Sabbath afternoon finds me writing to you after two weeks silence. You very probably think before you hear from me that I have left for parts unknown. But under the present circumstances it was impossible for me to write before. We have been moving for the past week. A week ago today we rec'd orders to go out on picket for twenty four hours and only 24 hours rations with us. Accordingly we took nothing with us but our blankets and arms but before 24 hours was up the remainder of our detachment came on for the advance movement. About seven Monday we were told that the grand movement had started for Charleston. I wrote you, in my last letter that we expected to move in a fiew days, but it came unexpected to us, being out on picket with nothing with us except our blankets and no rations. About 40 of our Co. were sent some 3 miles back to the landing for what rations we could bring in our hands, which was but a small quantity for 3 days rations. It being hot we suffered very much from the heat and dust, the roads being very dry. We went about 2 miles beyond where we lay on picket the night before and camped for the night laying down upon the ground with the clear sky for a roof over our heads for a shelter, but as it was clear we were well contented with our beds supposing we should be called out for the march before light but the sun was high in the heavens before we awoke the next morning. We arose and breakfasted upon a fiew hard crackers without any coffee. Receiving no orders to march we lay upon our oars waiting for marching orders and about 10 p.m. it commenced to rain and was all set to work setting up shelters of our guns and blankets hoping the rain would not last long, but it continued to rain all that day and night and the next day and night but about 2 p.m. We were called up and told to get ready for the advance. We were to occupy the advance in the right wing of the division. We were the second reg't in advance and you may imagine what a time we had. It still continued to rain and the roads were well soaked it having rained for the last three days and was still pouring down like shot, now and then holding up to get a new holt and again coming down with more vengence than before, but we stemmed the mud and water for it was now about ankle deep hoping soon to encounter the enemy, being told that the Secesh were mummies in their forts, but we continued our march without molestation until we reached this place where we found quite a number of our troops waiting to be ferryed across the river to where the Secesh were some 14,000 strong or at least were reported to be about that strong as near as could be asertained by our troops stationed there. The 100th reg't took one battery of 76 guns the day we arrived here with the loss of 15 men taken prisoners. We have not been here three days and have not got over to where the rebels are yet and how long it will be before we get across the river but it will probably not be long for we expect to leave in a fiew days at the longest. We are now about 5 miles from Charleston City and I hope ere another week passes we shall be in the city, but we shall probably have some hard fighting before we reach the above named place, but we are all anxious to put an end to this war. I think this war will not last much longer for if all stories are true we have but fiew more victories to gain. It is reported here that Corinth and Richmond is over and Charleston will soon be, perhaps ere you get this letter it will be in our hands.

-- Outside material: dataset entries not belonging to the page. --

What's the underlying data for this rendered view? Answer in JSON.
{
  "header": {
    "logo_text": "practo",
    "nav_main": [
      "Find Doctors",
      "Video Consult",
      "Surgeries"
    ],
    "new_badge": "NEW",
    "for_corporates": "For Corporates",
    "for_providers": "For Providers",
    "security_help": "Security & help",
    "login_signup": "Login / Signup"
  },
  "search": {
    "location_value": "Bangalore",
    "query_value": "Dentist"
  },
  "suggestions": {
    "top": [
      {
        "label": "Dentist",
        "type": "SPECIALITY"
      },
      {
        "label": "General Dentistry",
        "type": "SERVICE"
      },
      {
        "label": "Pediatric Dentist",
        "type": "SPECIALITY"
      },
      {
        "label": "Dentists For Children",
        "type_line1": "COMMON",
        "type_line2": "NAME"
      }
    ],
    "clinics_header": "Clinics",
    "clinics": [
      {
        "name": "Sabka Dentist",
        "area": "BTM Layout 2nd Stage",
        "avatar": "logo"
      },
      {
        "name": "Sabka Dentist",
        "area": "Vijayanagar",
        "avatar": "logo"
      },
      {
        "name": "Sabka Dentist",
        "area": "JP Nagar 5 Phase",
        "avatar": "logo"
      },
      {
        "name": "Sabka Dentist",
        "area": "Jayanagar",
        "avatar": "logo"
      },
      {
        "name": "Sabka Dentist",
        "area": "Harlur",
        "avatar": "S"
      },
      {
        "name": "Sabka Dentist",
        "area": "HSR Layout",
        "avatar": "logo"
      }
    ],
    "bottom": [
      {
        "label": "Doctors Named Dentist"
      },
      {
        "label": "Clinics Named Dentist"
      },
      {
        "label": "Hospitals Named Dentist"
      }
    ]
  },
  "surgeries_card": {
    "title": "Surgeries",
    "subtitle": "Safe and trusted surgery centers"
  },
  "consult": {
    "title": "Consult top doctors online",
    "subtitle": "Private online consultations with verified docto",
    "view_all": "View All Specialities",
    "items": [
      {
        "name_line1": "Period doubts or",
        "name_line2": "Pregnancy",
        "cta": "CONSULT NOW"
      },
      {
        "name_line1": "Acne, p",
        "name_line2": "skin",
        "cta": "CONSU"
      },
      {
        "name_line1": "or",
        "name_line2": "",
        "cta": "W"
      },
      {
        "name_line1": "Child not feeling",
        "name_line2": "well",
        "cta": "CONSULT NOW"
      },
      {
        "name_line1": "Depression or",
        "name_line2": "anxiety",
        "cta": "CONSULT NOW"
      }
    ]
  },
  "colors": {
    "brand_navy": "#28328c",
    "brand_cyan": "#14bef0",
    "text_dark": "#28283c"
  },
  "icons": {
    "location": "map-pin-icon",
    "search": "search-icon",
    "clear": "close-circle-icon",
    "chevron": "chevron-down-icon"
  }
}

We are in Genl Stephens division. The number of troops under his command is more than I can tell at present. The boys are all well as usual, at present better than could he expected after marching in the mud for some 13 miles and nothing to eat for three days except a fiew hard crackers and not having half enough of them, but we are getting rather more now. I have filled this sheet full and have not written half what I wanted to and cannot write any more for I have no paper here. I had to borrow this sheet, mine are all in my knapsack and I will give you a description of our march and all that is interesting when I get my paper and stamps. I suppose they will come before long. If you can read this you will do well, but you will excuse me for I have to write this upon my knee and my penning is poor. Tell the folks on the run the boys are all well and please write as often as you can and I will do the same, but I guess I have written enough for this time so good by for the present.
This from your Affectionate Son.
J .D. Strait
Direct as usual to Port Royal, S.C.
I am sorry that the box you sent me could not get through, but it is probably all for the best. You can keep those boots until I get home. They will come good any time so good by.